The first of the earlier incidents occurred in June 1807 when the British HMS Leopard attacked the USS Chesapeake after the captain refused permission for the British to board and search the American ship. Three men were killed, eighteen wounded, and four others were captured as “deserters” despite the fact that they were American citizens.

On May 1, 1811, an equally volatile confrontation ensued when the British frigate, Guerriere, stopped the USS Spitfire off the coast of New Jersey and impressed John Diggio, an apprentice sailing master, into the Royal Navy. As a direct result of this incident, the Secretary of the Navy ordered increased patrols along the Atlantic coast. Two weeks later, as the President was patrolling, Commodore John Rodgers spotted a ship that he believed to be the Guerriere. He immediately gave chase, only to realize that the ship was not, in fact, the Guerriere. However, he continued the chase in an effort to learn what ship it was, and why it was in US coastal waters.

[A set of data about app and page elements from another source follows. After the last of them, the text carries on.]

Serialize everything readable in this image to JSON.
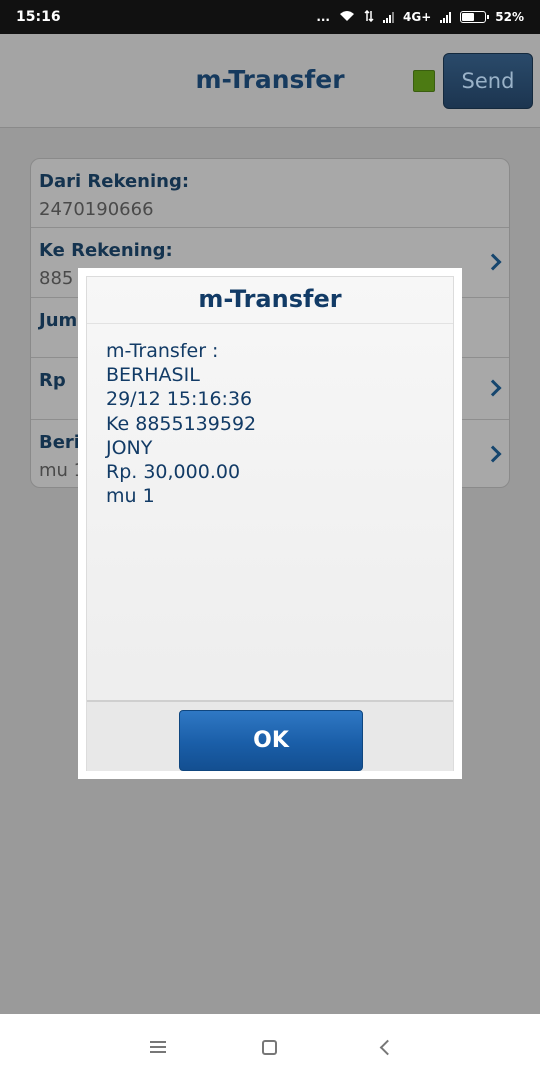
{
  "status_bar": {
    "time": "15:16",
    "dots": "...",
    "network": "4G+",
    "battery": "52%"
  },
  "app": {
    "title": "m-Transfer",
    "send_label": "Send",
    "fields": [
      {
        "label": "Dari Rekening:",
        "value": "2470190666"
      },
      {
        "label": "Ke Rekening:",
        "value": "885"
      },
      {
        "label": "Jum",
        "value": ""
      },
      {
        "label": "Rp",
        "value": ""
      },
      {
        "label": "Berit",
        "value": "mu 1"
      }
    ]
  },
  "dialog": {
    "title": "m-Transfer",
    "message_lines": [
      "m-Transfer :",
      "BERHASIL",
      "29/12 15:16:36",
      "Ke 8855139592",
      "JONY",
      "Rp. 30,000.00",
      "mu 1"
    ],
    "ok_label": "OK"
  },
  "nav_icons": [
    "menu-icon",
    "home-icon",
    "back-icon"
  ]
}
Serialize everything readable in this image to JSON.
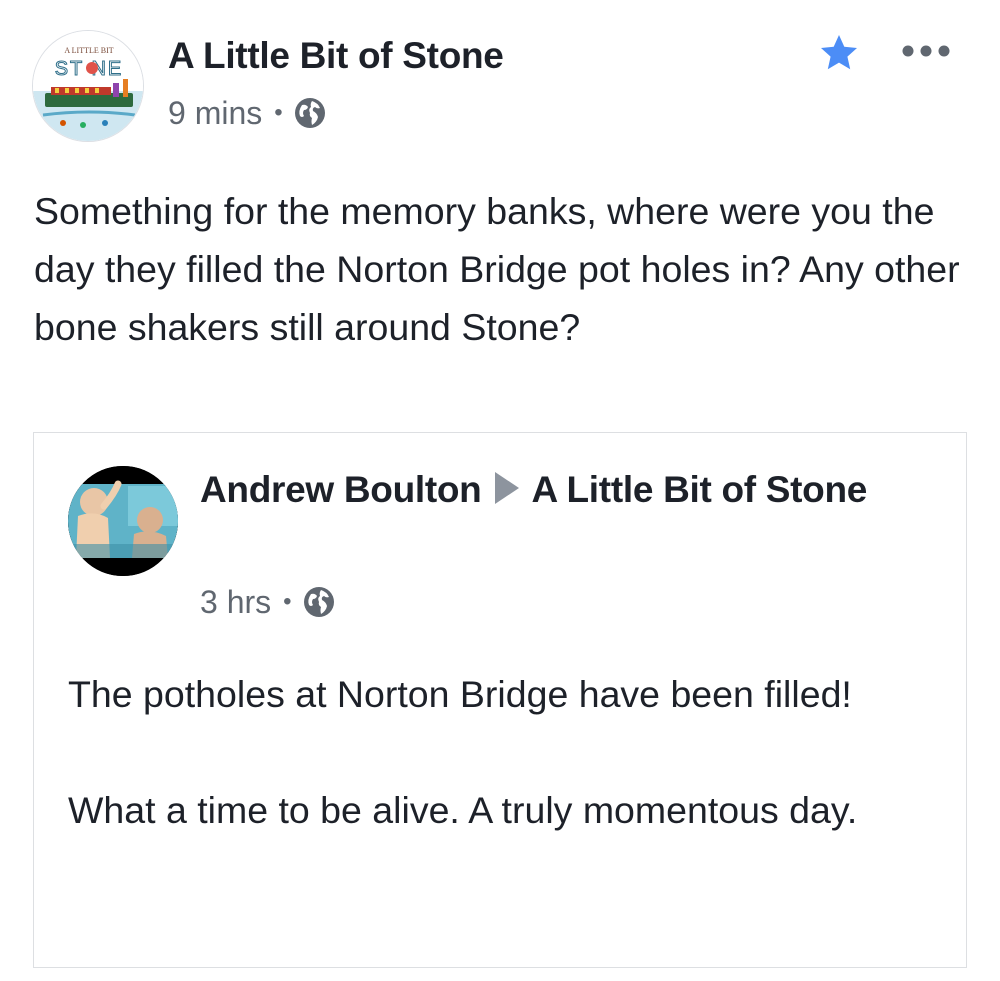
{
  "post": {
    "page_name": "A Little Bit of Stone",
    "avatar_text_top": "A LITTLE BIT",
    "avatar_text_main": "ST NE",
    "time": "9 mins",
    "separator": "•",
    "privacy_icon": "globe-icon",
    "star_icon": "star-icon",
    "more_icon": "more-options-icon",
    "caption": "Something for the memory banks, where were you the day they filled the Norton Bridge pot holes in? Any other bone shakers still around Stone?"
  },
  "shared": {
    "author": "Andrew Boulton",
    "target": "A Little Bit of Stone",
    "time": "3 hrs",
    "separator": "•",
    "paragraph_1": "The potholes at Norton Bridge have been filled!",
    "paragraph_2": "What a time to be alive. A truly momentous day."
  },
  "colors": {
    "text_primary": "#1d2129",
    "text_secondary": "#606770",
    "star_blue": "#4c8df6",
    "border": "#dddfe2",
    "arrow_gray": "#8d949e"
  }
}
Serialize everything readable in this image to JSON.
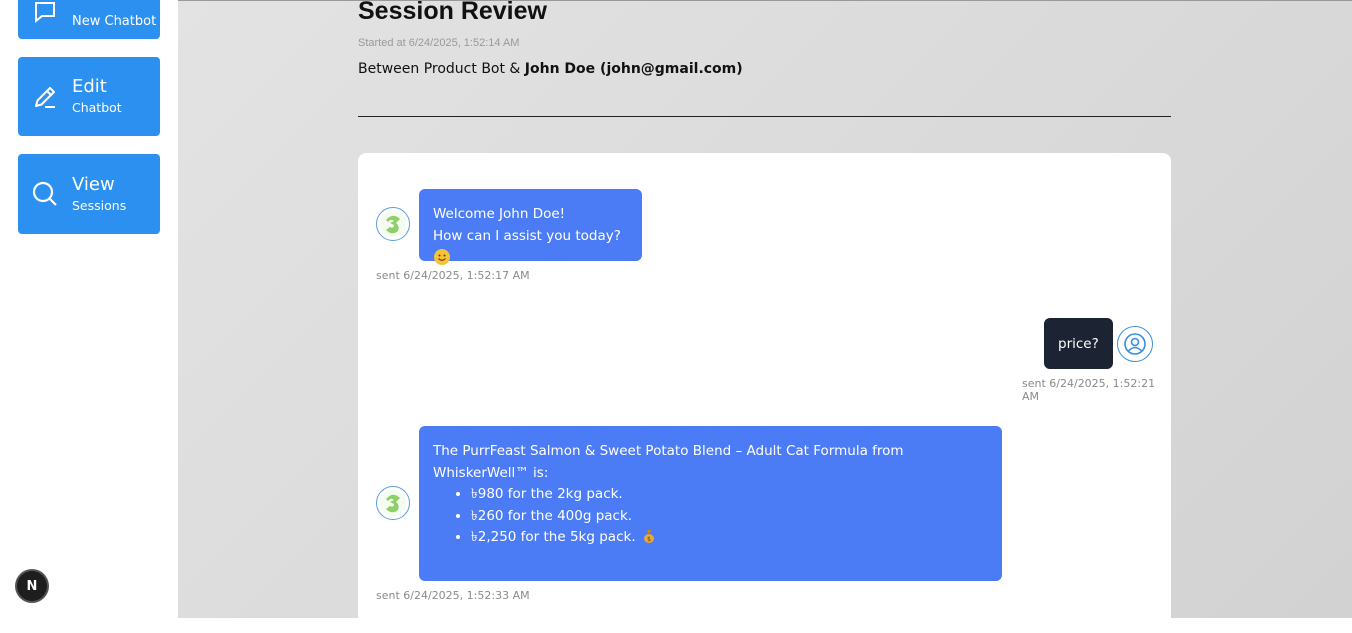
{
  "sidebar": {
    "new_chatbot": {
      "title": "",
      "subtitle": "New Chatbot",
      "icon": "chat-bubble-icon"
    },
    "edit_chatbot": {
      "title": "Edit",
      "subtitle": "Chatbot",
      "icon": "pencil-icon"
    },
    "view_sessions": {
      "title": "View",
      "subtitle": "Sessions",
      "icon": "search-icon"
    },
    "dev_badge": "N"
  },
  "session": {
    "title": "Session Review",
    "started": "Started at 6/24/2025, 1:52:14 AM",
    "between_prefix": "Between Product Bot & ",
    "between_user": "John Doe (john@gmail.com)"
  },
  "messages": {
    "m1": {
      "line1": "Welcome John Doe!",
      "line2": "How can I assist you today?",
      "sent": "sent 6/24/2025, 1:52:17 AM"
    },
    "m2": {
      "text": "price?",
      "sent": "sent 6/24/2025, 1:52:21 AM"
    },
    "m3": {
      "intro": "The PurrFeast Salmon & Sweet Potato Blend – Adult Cat Formula from WhiskerWell™ is:",
      "items": [
        "৳980 for the 2kg pack.",
        "৳260 for the 400g pack.",
        "৳2,250 for the 5kg pack."
      ],
      "sent": "sent 6/24/2025, 1:52:33 AM"
    }
  },
  "colors": {
    "primary": "#2b90f0",
    "bot_bubble": "#4c7cf5",
    "user_bubble": "#1c2333"
  }
}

Several hours later, the ships were in close enough proximity to hail each other, but both captains refused to respond to the other’s demand for identification. Eventually, one of the ships began firing, although who fired first remains uncertain, and a full-fledged battle began. The President was by far the larger and more well armed ship, and the battle was essentially over in approximately fifteen minutes. The Little Belt surrendered, having lost nine men and sustained serious injuries to both crew and ship. War on Britain was officially declared a year later on June 1, 1812.

Richard Green, London
Private collection, USA
Rehs Galleries, Inc., New York City, 2011
Private collection, USA